The safety and efficacy of Varubi were established in three randomized, double-blind, controlled clinical trials where Varubi in combination with granisetron and dexamethasone was compared with a control therapy (placebo, granisetron and dexamethasone) in 2,800 patients receiving a chemotherapy regimen that included highly emetogenic (such as cisplatin and the combination of anthracycline and cyclophosphamide) and moderately emetogenic chemotherapy drugs. Those patients treated with Varubi had a greater reduction in vomiting and use of rescue medication for nausea and vomiting during the delayed phase compared to those receiving the control therapy…
The most common side effects in patients treated with Varubi include a low white blood cell count (neutropenia), hiccups, decreased appetite and dizziness.
Varubi is marketed by Tesaro Inc., based in Waltham, Massachusetts.
A couple recent articles focused on the new uses of methotrexate (MTX) and how to handle potential hepatotoxicity:
J Pediatr 2014; 164: 231-36
Inflamm Bowel Dis 2014; 20: 47-59
In the first medical review article, the authors note the efficacy of MTX for the following:
Juvenile idiopathic arthritis
This review article discusses mechanism of action which is poorly understood along with pharmacogenomics and practical issues in usage. The latter includes the need for supplemental folic acid. Other points:
“The long-term safety of MTX is remarkable”
“The issue of nausea and vomiting…can be especially disturbing.” They note that one study demonstrated that ondansetron 1 hour prior to MTX from the first injection prevented nausea, which was often difficult to treat once developed.

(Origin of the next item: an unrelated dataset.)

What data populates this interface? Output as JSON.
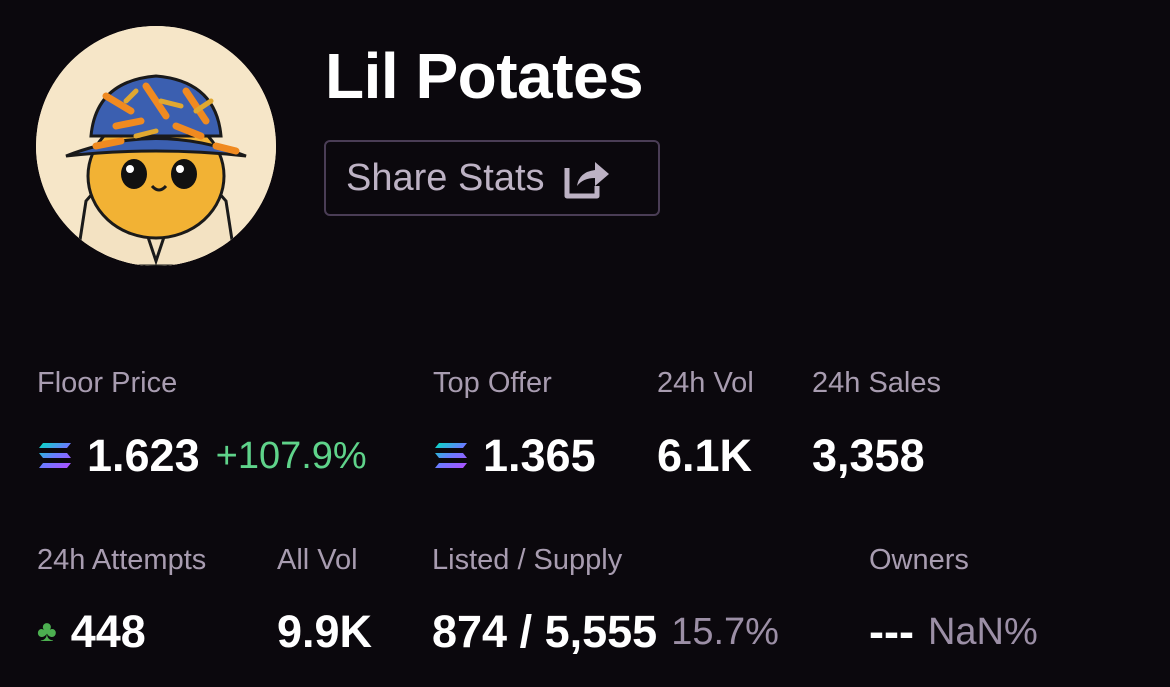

“Liver enzyme abnormalities occur frequently (up to 30% of patients) but are usually of minimal clinical significance.” Best to draw blood tests 1-2 days before MTX dosing.
“In children, unlike adults, MTX-related pulmonary adverse events are very rare.”
“In recent years it was shown that live vaccine boosters are effective and safe during MTX use (caution may be needed if MTX is used with other immunosuppression medications)” Ref: JAMA 2013; 309: 2449–56.
“Use during pregnancy or within 3 months of planning pregnancy is contraindicated”
The second article was a systemic review which identified 12 high-quality studies which focused on MTX hepatotoxicity in children. Key findings:
57 of 457 developed some degree of abnormal liver biochemistries.
Due to hepatotoxicity, dose reductions were undertaken in 6.4% and 4.5% discontinued MTX.
The authors note that studies of MTX in adults with IBD have not demonstrated cumulative liver toxicity from MTX. In addition, many of the patients with hepatotoxicity may have had other reasons for abnormal liver biochemistries including other medications (eg. glucocorticoids). “Confirmation of MTX hepatotoxicity with a liver biopsy is seldom performed in children;” as a consequence, the exact rate of MTX hepatotoxicity is unknown.
The authors propose that liver biochemistry monitoring occur at baseline, biweekly x 2, then every 2-3 months. Also, the authors recommend:
If ALT < 2 times upper limit of normal (ULN), check liver biochemistries every 2 weeks
If persistent abnormalities, the authors recommend an ultrasound
If ALT ≥ 2 times ULN, repeat testing should be obtained and consider consultation with a hepatologist
Bottomline: Methotrexate is an important medication for Crohn disease –there are not very many available. If there are persistent liver enzyme elevations, dose reduction of MTX (or cessation) may be necessary. As a practical matter, it is advisable to obtain blood draws 1-2 days prior to MTX rather than afterwards. Nausea can be minimized with ondansetron and weekend dosing.